Baron Henri Petiet, the famous French motor historian, had a fast ride with Williamson in Clutton’s 1908 Itala, with C. Bianchi, Jarrott’s riding mechanic of fifty-two years ago, in the exposed back seat. Lord Brabazon took his old mechanic of the 1908 French Grand Prix, Charles Lane, for some rapid laps in the 1908 G.P. Austin. George Lanchester drove Hutton-Stott’s 38-h.p. Lanchester, Sir Harry Ricardo, designer, circulated in a smart yellow 14/40 Vauxhall two-seater driven by R. P. Creagh-Osborne. Percy Kidner drove with Laurence Pomeroy in the latter’s Prince Henry Vauxhall. Kidnera nd Pomeroy’s father were great Vauxhall men. H. Kensington Moir recalled his youth by going furiously in a 4½-litre Bentley, Georges Roesch drove a smart Talbot that he designed, and Archie Frazer-Nash and H. J. Aldington handled, appropriately, chain-drive Frazer-Nash cars. The Duke of Richmond and Gordon showed us that his driving has lost none of its skill as he got away in Clutton’s E-type 30/98 Vauxhall. Pioneer racing driver Sir Francis Samuelson drove Stanley Sears’ 1914 T.T. Sunbeam as his own was suffering from a malady in its complex lubrication system. Fred Bennett, waving his-grey bowler. in his 1903 Cadillac, was exceedingly popular, but perhaps most nostalgic sight of all was H. R. Godfrey, the “G” of G.N., with his wife, in his own 1919 G.N. cyclecar, which he also drove to and from Goodwood, eschewing the kind offer of G.N. Ltd. to loan him their 1922 G.N. which arrived in a truck. Godfrey, taking no chances with the fateful shellac, had two adjacent 180-deg magnetos for his i.o.e. engine and when these refused to switch off, causing him to appear round lap after lap, his smile was as cheery as ever it was in the days of the 200-Mile Race.

It was grand to see those pioneers and vintage gentlemen performing and nice, too, apart from these mobile celebrities, to see Gerald Rose, Clive Gallop and other celebrities present. Incidentally, Tom Holt did yeoman service as Deputy Clerk of the Course, in his 12/50 Alvis, and enthusiast Paul Frere had come over from the Continent to be one of the “idiots.”

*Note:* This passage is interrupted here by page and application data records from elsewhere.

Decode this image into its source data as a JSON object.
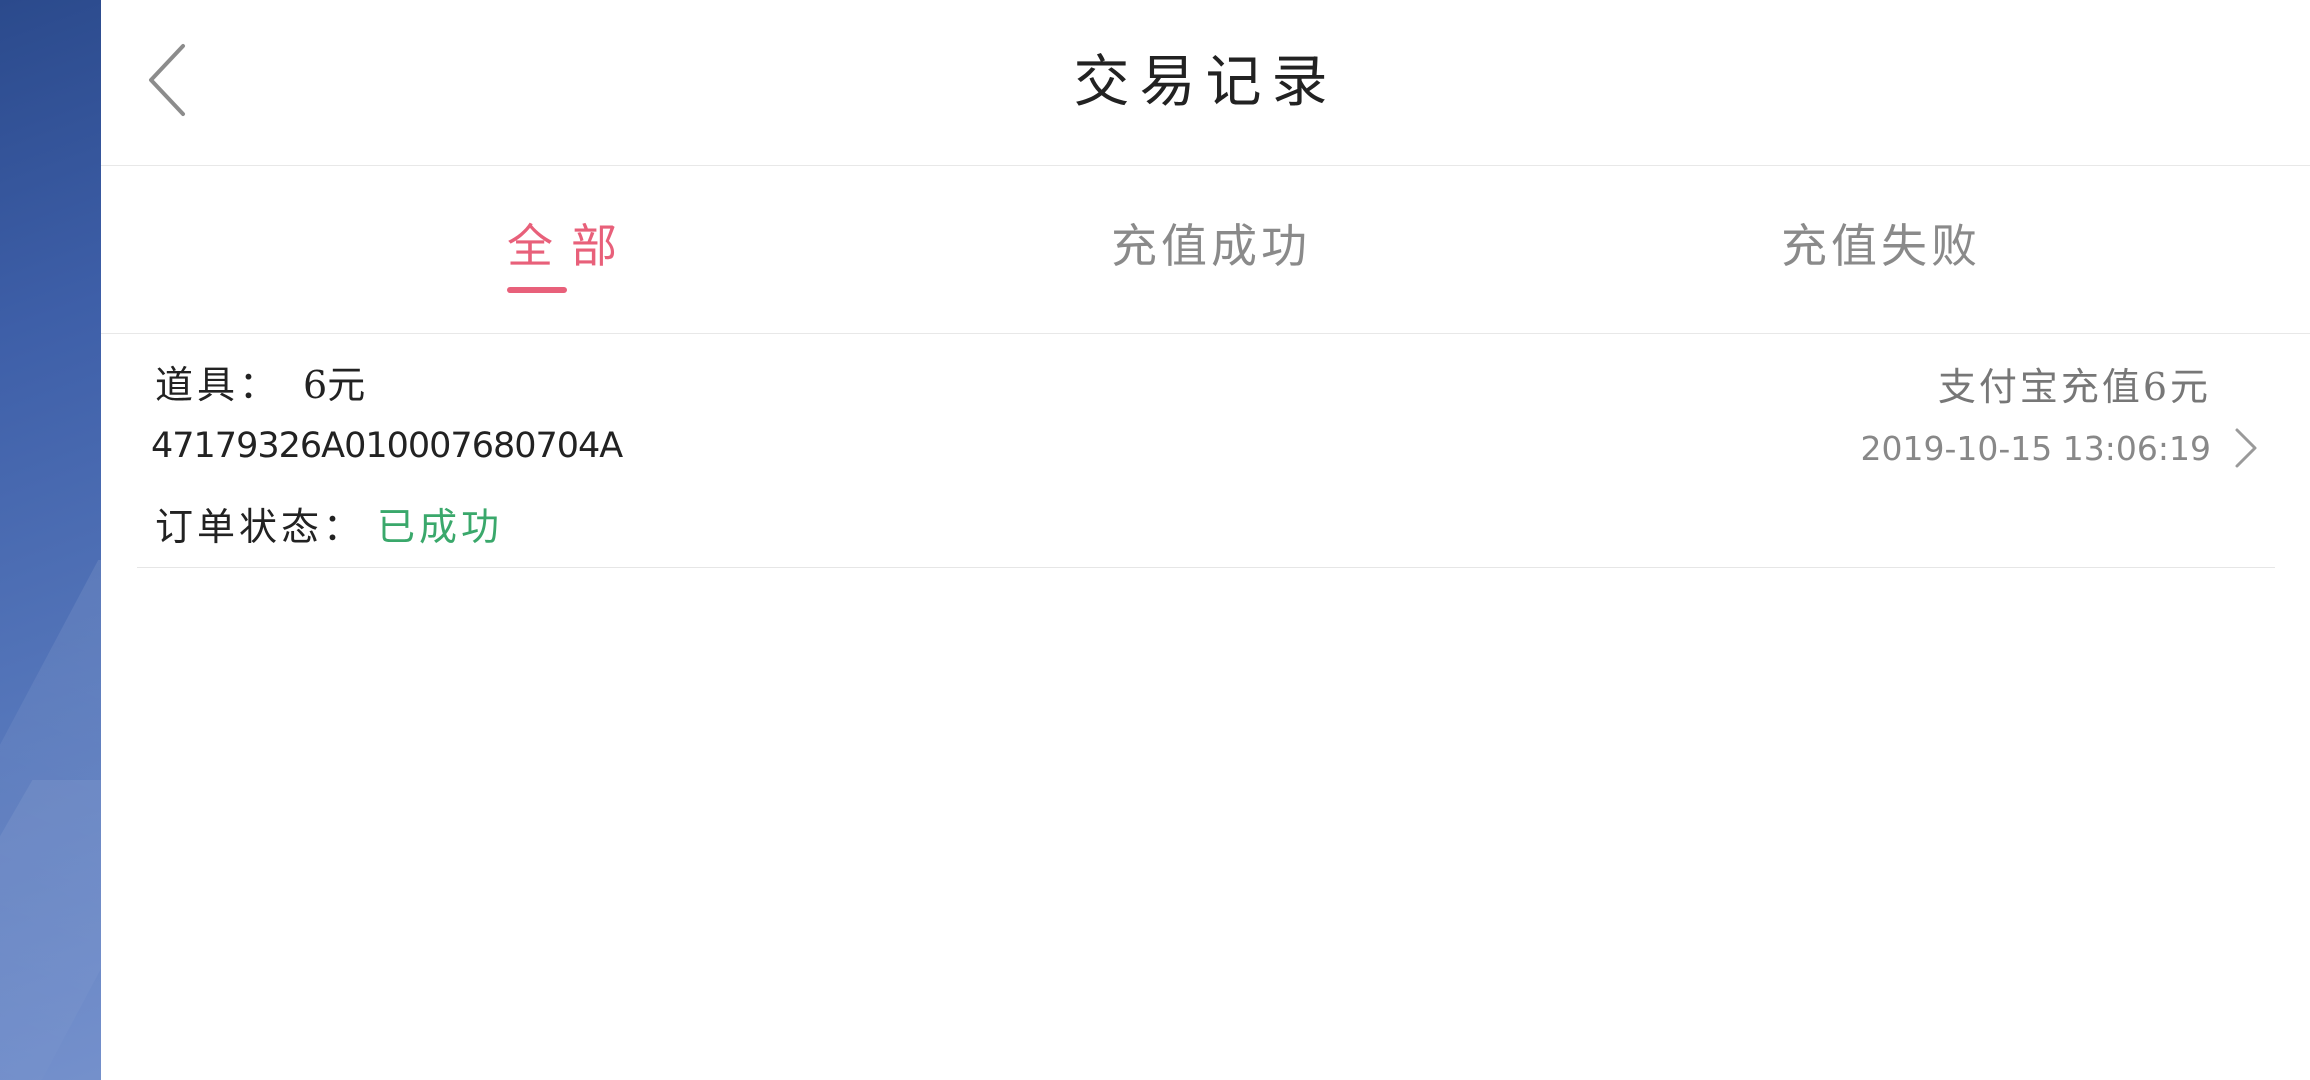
{
  "header": {
    "title": "交易记录",
    "back_icon": "chevron-left-icon"
  },
  "tabs": [
    {
      "label": "全部",
      "active": true
    },
    {
      "label": "充值成功",
      "active": false
    },
    {
      "label": "充值失败",
      "active": false
    }
  ],
  "records": [
    {
      "item_label": "道具：",
      "item_value": "6元",
      "order_no": "47179326A010007680704A",
      "status_label": "订单状态：",
      "status_value": "已成功",
      "description": "支付宝充值6元",
      "time": "2019-10-15  13:06:19"
    }
  ],
  "colors": {
    "accent": "#e8607a",
    "success": "#3aa86b",
    "sidebar": "#3e5fa8"
  }
}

After the Concours d’Elegance had been judged and the winners led by the presidential cars round the circuit, the Grand Parade was released, to eventually ebb away at the close of one of motoring’s most enthralling afternoons.

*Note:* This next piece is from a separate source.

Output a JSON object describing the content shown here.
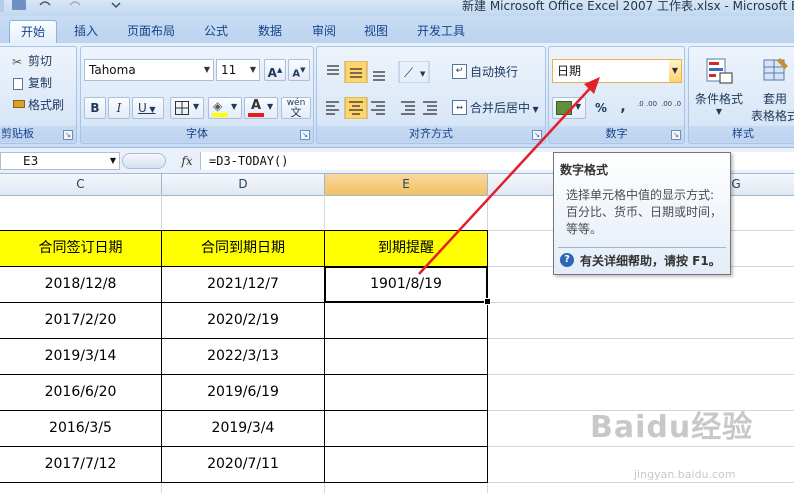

A nice sight in the background had been the immaculate 1926 model-T Ford termer van brought by Walls Ice Cream for the occasion, and two small bodies in the dickey-seat of my little Talbot-Darracq joined me in calling it a truly outstanding day. — W. B.